Suggestion Two: Open The Door
"Next, it’s important for IT to take the lead in providing tools and guidelines that make it easy for business developers to start off on the right foot."
While also good advice, it's almost impossible to actually do.
Why? IT folks who have drunk the Proprietary (i.e., Microsoft) Kool Aid laced with contractual terms and conditions won't let end-users have expensive Visual Studio toolkits. And the true believers in Microsoft hegemony can't let users have non-Microsoft tools. All the large IT organizations that are all-singing, all-dancing, all-Microsoft can't empower end users very well at all.
They offer up Sharepoint and MS-Access and then shut down all further access to tools.
Here's Dumb Rule 2 of success in IT: "Measure Success By Licensing Fees".
Visual Studio works because its expensive. Right? Oracle is "enterprise" scale because it's expensive. SQLite is unacceptable because there's no support, right?
To provide tools and guidelines, Corporate IT has to either (1) stop paying so much for tools or (2) budget for user departments to have access to real tools or both.
If we don't allow the DIY folks a decent tool set they'll still create software using crappy tools. They're remarkably capable of building vast shadow systems in MS-Access. Seven interlocked Access databases that all magically work together on a single desktop is the kind of thing they'll do if we don't help them do something better.
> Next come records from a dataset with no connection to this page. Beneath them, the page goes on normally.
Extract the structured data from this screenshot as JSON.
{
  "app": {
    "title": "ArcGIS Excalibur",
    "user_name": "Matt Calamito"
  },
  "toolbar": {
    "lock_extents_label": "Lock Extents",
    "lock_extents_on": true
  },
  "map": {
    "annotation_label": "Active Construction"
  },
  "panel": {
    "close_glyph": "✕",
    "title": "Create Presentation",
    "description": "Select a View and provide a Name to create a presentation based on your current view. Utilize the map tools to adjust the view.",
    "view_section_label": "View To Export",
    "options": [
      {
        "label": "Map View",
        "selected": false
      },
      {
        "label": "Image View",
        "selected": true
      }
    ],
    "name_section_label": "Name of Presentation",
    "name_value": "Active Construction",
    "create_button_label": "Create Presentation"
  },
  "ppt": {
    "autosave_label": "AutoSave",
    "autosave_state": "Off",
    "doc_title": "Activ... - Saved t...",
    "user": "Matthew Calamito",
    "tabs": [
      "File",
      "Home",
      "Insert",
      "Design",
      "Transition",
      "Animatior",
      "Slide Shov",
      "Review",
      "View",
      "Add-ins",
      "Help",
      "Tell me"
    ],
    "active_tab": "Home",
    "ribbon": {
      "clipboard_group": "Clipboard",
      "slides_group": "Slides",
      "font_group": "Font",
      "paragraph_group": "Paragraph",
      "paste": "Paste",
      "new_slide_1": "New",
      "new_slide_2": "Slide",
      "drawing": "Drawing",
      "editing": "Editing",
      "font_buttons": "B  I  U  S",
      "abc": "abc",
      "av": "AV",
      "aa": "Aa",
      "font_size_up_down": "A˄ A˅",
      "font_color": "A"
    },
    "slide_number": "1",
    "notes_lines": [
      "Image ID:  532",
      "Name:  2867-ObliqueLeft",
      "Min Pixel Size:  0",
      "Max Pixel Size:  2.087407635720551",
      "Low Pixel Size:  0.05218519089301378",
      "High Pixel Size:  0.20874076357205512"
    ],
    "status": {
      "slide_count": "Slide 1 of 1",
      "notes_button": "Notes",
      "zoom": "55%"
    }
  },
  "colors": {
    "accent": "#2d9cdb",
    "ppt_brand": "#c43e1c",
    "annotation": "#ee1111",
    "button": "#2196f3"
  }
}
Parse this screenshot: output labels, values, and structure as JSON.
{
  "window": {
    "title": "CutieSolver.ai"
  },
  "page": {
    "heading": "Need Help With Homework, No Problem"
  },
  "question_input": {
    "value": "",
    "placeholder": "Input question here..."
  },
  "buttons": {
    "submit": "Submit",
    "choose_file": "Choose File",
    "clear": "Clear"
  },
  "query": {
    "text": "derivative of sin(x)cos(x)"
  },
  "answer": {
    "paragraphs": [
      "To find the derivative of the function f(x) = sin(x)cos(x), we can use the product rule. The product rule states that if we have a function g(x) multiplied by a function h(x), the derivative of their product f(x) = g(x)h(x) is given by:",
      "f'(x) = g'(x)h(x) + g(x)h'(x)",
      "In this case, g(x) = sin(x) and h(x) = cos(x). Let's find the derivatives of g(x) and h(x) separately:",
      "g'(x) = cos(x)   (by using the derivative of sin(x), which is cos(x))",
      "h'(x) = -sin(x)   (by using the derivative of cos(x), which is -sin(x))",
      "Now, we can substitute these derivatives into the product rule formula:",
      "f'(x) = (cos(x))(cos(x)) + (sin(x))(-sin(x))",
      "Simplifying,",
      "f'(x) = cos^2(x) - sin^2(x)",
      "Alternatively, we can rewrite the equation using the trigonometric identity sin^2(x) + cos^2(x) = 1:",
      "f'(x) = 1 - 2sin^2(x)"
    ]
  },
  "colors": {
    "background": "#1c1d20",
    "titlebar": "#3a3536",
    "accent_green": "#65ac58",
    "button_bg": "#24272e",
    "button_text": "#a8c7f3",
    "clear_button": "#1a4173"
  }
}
Suggestion Three: Stop Driving and Start Guiding
DIY folks want first class access to servers, data and tools.
"IT can take the lead in providing guidelines and even code snippets or basic scripts that work with platforms that are commonly used to create DIY projects in your organization."
"Provide small doses of advice on how to design applications for scale and security that are led by your professional-development staff. "
This can't happen, of course. The reason is that we can't "trust" the end users. If we give them access to the data, they'll make a total mess of it. We know they'll make a mess of it because we have columns in the database where the users have stopped entering the data we carefully defined in the data dictionary and started entering other data.
Why, oh why do end users corrupt the columns in the database? We tear at our hair and rend our clothes asking this. Everyone asks this. It's the great rhetorical argument against allowing users into the hallowed halls of IT.
No one tries to answer it, of course. It's a rhetorical question. The answer is embarrassing.
Users corrupt and misuse the database because a small change to add a column is a 9-month delay preceded by endless useless meetings, endless useless IT process. While waiting for IT to make a simple change, it's easier to simply enter the data into another unused field.
IT creates they're own nightmare by being unable to adapt to business change.
Here's Dumb Rule 3 of success in IT: "Control The Data".
Rather than adapt to business changes, wrap them in process as a way to say "no". Have elaborate processes. Complex budget negotiations. Project prioritization meetings.
Yes, the resources are finite. More process, however, means fewer resources devoted to solving business problems.
Code that does updates needs a lot of code review and testing no matter who wrote it. If end-users have a DIY project, IT should be deeply involved in the QA process. End users don't particularly like the kind of rigorous, expensive, sophisticated testing that IT imposes on itself. That doesn't remove the need to engage the DIY folks in some kind of test plan.
IT needs to offer a menu of services including "secure, reliable and available data and processing resources".
IT needs to have a simple, easy-to-understand quality threshold for software.
Programming, software purchase, integration installation and configuration and the like can be done by IT or by anyone else who meets the simple quality threshold.
A test plan. Evidence that the tests are passed. Compatibility with some standards.
It should be very, very simple so that DIY can be made to work efficiently. Since it's going to happen anyway, it's better to do it well than to fight against it with Dumb Rules.